In the 1970s, when the South Bronx burned and the promise of New Deal New York and postwar America gave way to despair, the people of Washington Heights at the northern tip of Manhattan were increasingly vulnerable. The Heights had long been a neighborhood where generations of newcomers--Irish, Jewish, Greek, African American, Cuban, and Puerto Rican--carved out better livIn the 1970s, when the South Bronx burned and the promise of New Deal New York and postwar America gave way to despair, the people of Washington Heights at the northern tip of Manhattan were increasingly vulnerable. The Heights had long been a neighborhood where generations of newcomers--Irish, Jewish, Greek, African American, Cuban, and Puerto Rican--carved out better lives in their adopted city. But as New York City shifted from an industrial base to a service economy, new immigrants from the Dominican Republic struggled to gain a foothold. Then the crack epidemic of the 1980s and the drug wars sent Washington Heights to the brink of an urban nightmare. But it did not go over the edge.Robert W. Snyder's Crossing Broadway tells how disparate groups overcame their mutual suspicions to rehabilitate housing, build new schools, restore parks, and work with the police to bring safety to streets racked by crime and fear. It shows how a neighborhood once nicknamed "Frankfurt on the Hudson" for its large population of German Jews became "Quisqueya Heights"--the home of the nation's largest Dominican community.The story of Washington Heights illuminates New York City's long passage from the Great Depression and World War II through the urban crisis to the globalization and economic inequality of the twenty-first century.

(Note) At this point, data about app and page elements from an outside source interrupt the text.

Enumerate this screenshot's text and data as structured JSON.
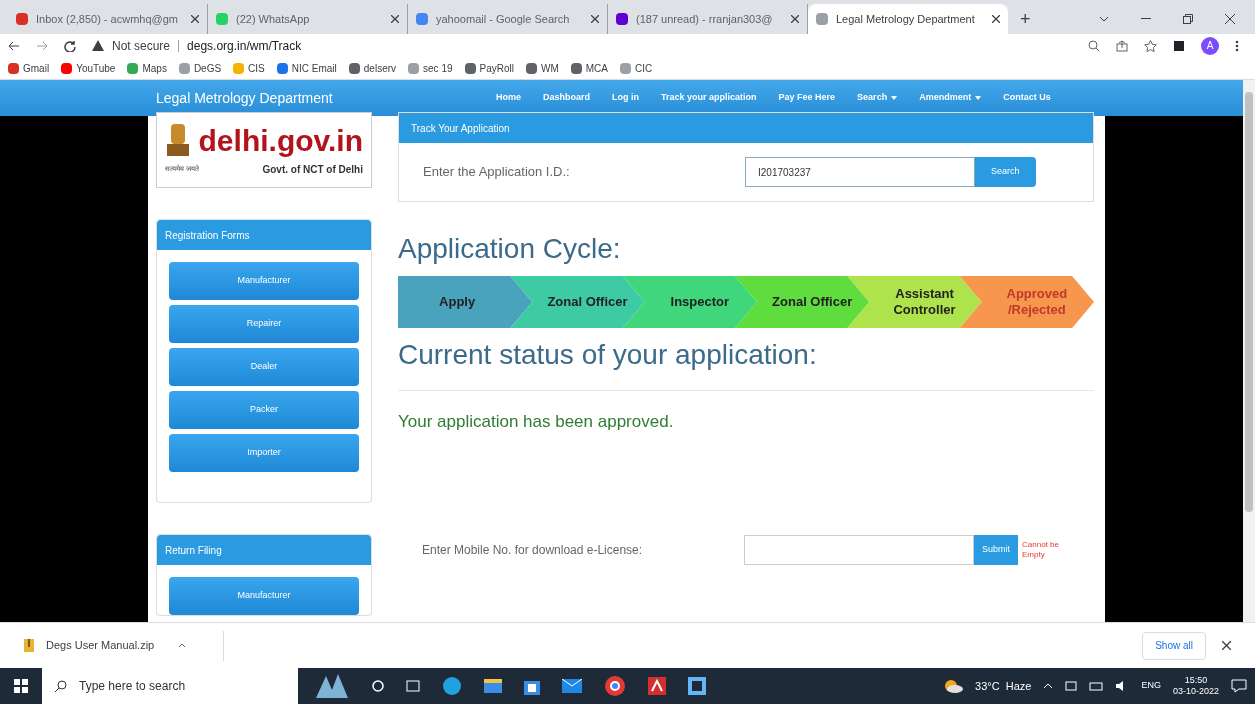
{
  "browser": {
    "tabs": [
      {
        "title": "Inbox (2,850) - acwmhq@gm",
        "selected": false,
        "color": "#d93025"
      },
      {
        "title": "(22) WhatsApp",
        "selected": false,
        "color": "#25d366"
      },
      {
        "title": "yahoomail - Google Search",
        "selected": false,
        "color": "#4285f4"
      },
      {
        "title": "(187 unread) - rranjan303@",
        "selected": false,
        "color": "#6001d2"
      },
      {
        "title": "Legal Metrology Department",
        "selected": true,
        "color": "#9aa0a6"
      }
    ],
    "new_tab": "+",
    "security": "Not secure",
    "url": "degs.org.in/wm/Track",
    "profile": "A",
    "bookmarks": [
      {
        "label": "Gmail",
        "color": "#d93025"
      },
      {
        "label": "YouTube",
        "color": "#ff0000"
      },
      {
        "label": "Maps",
        "color": "#34a853"
      },
      {
        "label": "DeGS",
        "color": "#9aa0a6"
      },
      {
        "label": "CIS",
        "color": "#f2b400"
      },
      {
        "label": "NIC Email",
        "color": "#1a73e8"
      },
      {
        "label": "delserv",
        "color": "#5f6368"
      },
      {
        "label": "sec 19",
        "color": "#9aa0a6"
      },
      {
        "label": "PayRoll",
        "color": "#5f6368"
      },
      {
        "label": "WM",
        "color": "#5f6368"
      },
      {
        "label": "MCA",
        "color": "#5f6368"
      },
      {
        "label": "CIC",
        "color": "#9aa0a6"
      }
    ]
  },
  "navbar": {
    "brand": "Legal Metrology Department",
    "links": [
      {
        "label": "Home",
        "dropdown": false
      },
      {
        "label": "Dashboard",
        "dropdown": false
      },
      {
        "label": "Log in",
        "dropdown": false
      },
      {
        "label": "Track your application",
        "dropdown": false
      },
      {
        "label": "Pay Fee Here",
        "dropdown": false
      },
      {
        "label": "Search",
        "dropdown": true
      },
      {
        "label": "Amendment",
        "dropdown": true
      },
      {
        "label": "Contact Us",
        "dropdown": false
      }
    ]
  },
  "logo": {
    "title": "delhi.gov.in",
    "motto": "सत्यमेव जयते",
    "subtitle": "Govt. of NCT of Delhi"
  },
  "sidebar": [
    {
      "heading": "Registration Forms",
      "buttons": [
        "Manufacturer",
        "Repairer",
        "Dealer",
        "Packer",
        "Importer"
      ]
    },
    {
      "heading": "Return Filing",
      "buttons": [
        "Manufacturer"
      ]
    }
  ],
  "track": {
    "heading": "Track Your Application",
    "label": "Enter the Application I.D.:",
    "value": "I201703237",
    "button": "Search"
  },
  "cycle": {
    "heading": "Application Cycle:",
    "steps": [
      {
        "label": "Apply",
        "color": "#4aa3bd"
      },
      {
        "label": "Zonal Officer",
        "color": "#3ecba4"
      },
      {
        "label": "Inspector",
        "color": "#3fd67c"
      },
      {
        "label": "Zonal Officer",
        "color": "#5fdc3e"
      },
      {
        "label": "Assistant Controller",
        "color": "#aee34c"
      },
      {
        "label": "Approved /Rejected",
        "color": "#f7964d"
      }
    ]
  },
  "status": {
    "heading": "Current status of your application:",
    "message": "Your application has been approved."
  },
  "download": {
    "label": "Enter Mobile No. for download e-License:",
    "button": "Submit",
    "error": "Cannot be Empty"
  },
  "download_bar": {
    "file": "Degs User Manual.zip",
    "show_all": "Show all"
  },
  "taskbar": {
    "search": "Type here to search",
    "weather": "33°C  Haze",
    "language": "ENG",
    "time": "15:50",
    "date": "03-10-2022"
  }
}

Washington Heights residents played crucial roles in saving their neighborhood, but its future as a home for working-class and middle-class people is by no means assured. The growing gap between rich and poor in contemporary New York puts new pressure on the Heights as more affluent newcomers move into buildings that once sustained generations of wage earners and the owners of small businesses.Crossing Broadway is based on historical research, reporting, and oral histories. Its narrative is powered by the stories of real people whose lives illuminate what was won and lost in northern Manhattan's journey from the past to the present. A tribute to a great American neighborhood, this book shows how residents learned to cross Broadway--over the decades a boundary that has separated black and white, Jews and Irish, Dominican-born and American-born--and make common cause in pursuit of one of the most precious rights: the right to make a home and build a better life in New York City....
|Title||:||Crossing Broadway: Washington Heights and the Promise of New York City|
|Number of Pages||:||312 Pages|
|Status||:||Available For Download|
|Last checked||:||21 Minutes ago!|
Crossing Broadway: Washington Heights and the Promise of New York City Reviews
Like Snyder, I lived in Washington Heights as a kid, then moved to New Jersey. My mother moved back when I went off to college, and I slept on her couch during grad school downtown. So I know at least a little about the neighborhood. Crossing Broadway is a thorough review of the demographic and political currents there over the past 50 years, but I found the writing a little flat. The most lively chapter is about the turmoil at George Washington HS, which does indeed say a lot about the city as a whole.
A comprehensive, highly readable political history of upper Manhattan (including Inwood as well as Washington Heights). Snyder, a professor of journalism, understandably focuses on reporters and newspapers as his central sources, but extensive interviews with both ordinary people and neighborhood leaders help complete the picture. There is ample attention here to structural matters like real estate, schooling, and the impact of racism and immigration on both, but also to the particularity of stories that do not simply exemplify Snyder's structural account. From an academic historian, one might ask a bit more theoretical heft; from a reporter, this is as good as it gets.
Wonderful story and terrific analysis.
Nice idea, very well researched, not much stuck with me 8 months later.
A nice topic but an overwrought and overly personal book that needed a bit more editing.
Review by Edward Shapiro for the Jewish Book Council.
I've lived in Washington Heights for 35 years and never once referred to it as Quisqueya Heights, or heard others refer to it as Quisqueya Heights but It sounds interesting either way.